I suspect all eyes remain fixated on the VIX for clues for the point where we finally get capitulation selling. But I do not think this phase of the bear market is about the VIX. Sure, we should get a spike to even higher levels if the market experiences additional selling pressure. But with the current upward trend in the VIX, it will not be the spike that sends us the signal but instead the depth of any subsequent dips.
The VIX is trending ever upward because fear in the market has led to outright panic, and the panic has a lot of momentum. Company stock buybacks have now become utter failures. Instead, companies are now racing to raise capital by diluting shareholders. This cash will not be invested and will instead be hoarded. The government's interventions have not worked as market participants remain stubbornly unconvinced that any hope exists. Few want to invest and many want to sit on cash. Every attempt to prop up the stock market has essentially failed (although one could argue that the government has at least slowed down the adjustment). Even as I write, the Federal Reserve has made another emergency rate cut of a whopping 50 basis points, and Central Banks across the globe are trying to coordinate efforts to prop up global financial markets. The folks who are panicking will once again sell into the obligatory bounce in the market (update: the sellers attacked the obligatory bounce before the market even opened and sent futures deeply into the red!). At some point, the continued failure to sustain rallies will transform panic into despair. That despair should mark some kind of real bottom, but I sure do not know what that phase looks like. Perhaps it will be a point when the sellers finally exhaust themselves, and buyers refuse to return with any conviction.
Anyone who tells you s/he knows how this will all play out is kidding you. We had an unusual start to this trading year which led me to declare 2008 the year of the black swan. I see every reason to continue to expect the unexpected.
In the meantime, I continue to pursue a strategy to favor buying during oversold conditions and selling in over-bought conditions. During this latest oversold cycle, I have tried to establish core positions that I think will eventually benefit from the on-going flood of liquidity washing over the globe's financial system, like commodities, technology, and infrastructure (at a later time, I hope to cover the spectre of unintended consequences from all this liquidity. Think 1999 and 2001-2002). At the same time, I purchase a wide net of puts as protection, selling most of the protection when the selling seems to get really intense - put buyers have a clear advantage in this kind of trading environment. I repeat the put buying either as the next rally unfolds or when it seems the selling will continue. Periodically, I add to my longs at the same time I expand the put buying. So, sometimes I selectively sell new longs into rallies. Clearly, simply staying away from the market has been the absolute best strategy for the short-term.

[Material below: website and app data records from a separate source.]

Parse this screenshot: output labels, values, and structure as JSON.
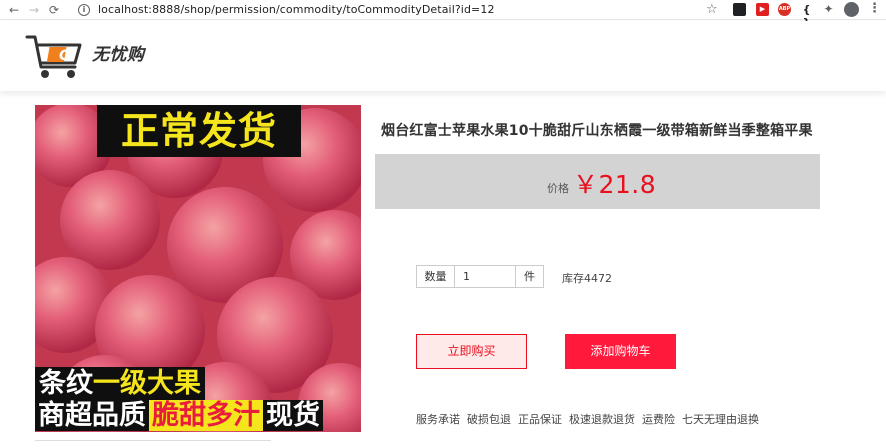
{
  "browser": {
    "url": "localhost:8888/shop/permission/commodity/toCommodityDetail?id=12",
    "ext_labels": [
      "",
      "▶",
      "ABP",
      "{ }",
      "✦"
    ]
  },
  "site": {
    "brand": "无忧购",
    "logo_letter": "G"
  },
  "product": {
    "image": {
      "banner_top": "正常发货",
      "line1_a": "条纹",
      "line1_b": "一级大果",
      "line2_a": "商超品质",
      "line2_b": "脆甜多汁",
      "line2_c": "现货"
    },
    "title": "烟台红富士苹果水果10十脆甜斤山东栖霞一级带箱新鲜当季整箱平果",
    "price_label": "价格",
    "price": "￥21.8",
    "quantity_label": "数量",
    "quantity_value": "1",
    "quantity_unit": "件",
    "stock": "库存4472",
    "buy_now": "立即购买",
    "add_to_cart": "添加购物车",
    "services": [
      "服务承诺",
      "破损包退",
      "正品保证",
      "极速退款退货",
      "运费险",
      "七天无理由退换"
    ]
  },
  "colors": {
    "accent_red": "#e8101e",
    "cart_button": "#ff1a3c",
    "price_box": "#d3d3d3",
    "logo_orange": "#f07f1d"
  }
}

The puts have been immensely profitable, but my strategy will only make a net profit when the longs get their acts together (note that this strategy has put me into a net profit when particular puts generate out-sized gains where I had no related, accompanying long position). However, for my particular situation, this is the only way I can make sure I have the right positions in place when the market is finally ready to bet on financial stabilization and an economic rebound. Note well that if the final destination is indeed a complete wash-out of the last bull market, this strategy is going to take a lot more time and effort to work itself out!
Be careful out there!
Full disclosure: Long the S&P 500 in an index mutual fund. For other disclaimers click here.